The clinical, medical definition and The Diagnostic Criteria For Reactive Attachment Disorder (RAD)
may be difficult to read and understand. Unless, you are the parent of a RAD child and then for some reason those few paragraphs mean much more.
The symptoms of Reactive Attachment Disorder parents generally witness are far more specific and obvious. Some of the commons Attachment Disorder Symptoms include:
- A child who is superficially engaging and charming with strangers and visitors.
- A child who is Indiscriminately affectionate with strangers, including hugging and talking about intimate family details.
- A Child who fails to make or maintain eye contact on his or her parent’s terms.
- A child who is not affectionate on his or her parent’s terms, but may be over huggy and clingy on their own terms.
- A Self-destructive and/or accident prone child.
- Hurtful or unsafe with others and material property.
- A child who is cruel to animals.
- Lying about the obvious, nonsense lying. Even when no real motivation for a lie exists.
- Stealing, including items of no use to the child.
- A child with no impulse controls. Often labeled as hyperactive.
- Lack of normal developmental and behavior milestones.
- Learning Lags.
- Unable to understand cause and effect.
- Appears to lack a conscience.
- Eating disorders.
- Poor social and peer relationships.
- Some children are preoccupied with fire .
- Some children are preoccupation with blood and gore.
- Persistent nonsense questions and chatter
- Abnormal speech patterns, baby talk or nonsense talking, gibberish.
- Triangulation of adults. Manipulation of situations between adults.

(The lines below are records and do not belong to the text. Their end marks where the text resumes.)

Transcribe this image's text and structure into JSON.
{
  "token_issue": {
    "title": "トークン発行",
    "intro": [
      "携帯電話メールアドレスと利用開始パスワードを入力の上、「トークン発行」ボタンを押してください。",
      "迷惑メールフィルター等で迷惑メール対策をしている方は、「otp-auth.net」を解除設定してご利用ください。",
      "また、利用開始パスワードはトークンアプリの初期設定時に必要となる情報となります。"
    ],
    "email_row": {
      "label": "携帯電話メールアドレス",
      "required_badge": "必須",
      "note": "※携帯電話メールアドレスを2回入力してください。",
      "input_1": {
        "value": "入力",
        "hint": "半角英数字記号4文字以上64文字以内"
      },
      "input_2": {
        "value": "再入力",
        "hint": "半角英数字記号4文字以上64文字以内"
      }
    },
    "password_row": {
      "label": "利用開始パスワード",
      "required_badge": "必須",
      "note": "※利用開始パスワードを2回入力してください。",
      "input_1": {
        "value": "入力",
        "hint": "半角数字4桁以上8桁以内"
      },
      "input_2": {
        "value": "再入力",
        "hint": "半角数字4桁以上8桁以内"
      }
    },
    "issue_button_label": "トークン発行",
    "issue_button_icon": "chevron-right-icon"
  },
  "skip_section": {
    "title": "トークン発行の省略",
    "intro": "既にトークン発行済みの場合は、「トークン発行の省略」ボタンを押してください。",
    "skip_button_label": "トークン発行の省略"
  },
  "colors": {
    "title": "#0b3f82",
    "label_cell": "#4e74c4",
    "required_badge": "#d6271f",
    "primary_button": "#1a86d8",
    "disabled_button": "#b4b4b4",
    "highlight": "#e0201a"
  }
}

- False allegations of abuse.
- Presumptive entitlement issues.
- Parents appear hostile and angry and over controlling.
Most parents who are raising a child with Reactive Attachment Disorder read the list above and find only one or two issues their child doesn’t display as symptoms. Parents who adopt an older child or a child with a history of abuse or neglect generally read this list and realize their child has Reactive Attachment Disorder. Treatment can be very difficult to find and children with RAD ordinarily don’t benefit much from standard methods of mental health treatment. A different approach appears to be needed for children to heal from RAD.
Attachment therapy should involve the parents especially the primary caregiver. Some children actually suffer set-backs in their attachment with their adoptive parents if standard therapy is used. Standard therapy even with children is based on building a relationship between the therapists and the patient. Attachment therapy is based on building the relationship between the child and the parent. It is counter productive to have a child with an attachment disorder build a trusting relationship with another person from outside of the family. Attachment therapy should always include the parents’ participation and the therapists is not there to build a trusting relationship with the child, but instead teach the child to have that relationship with his or her parents.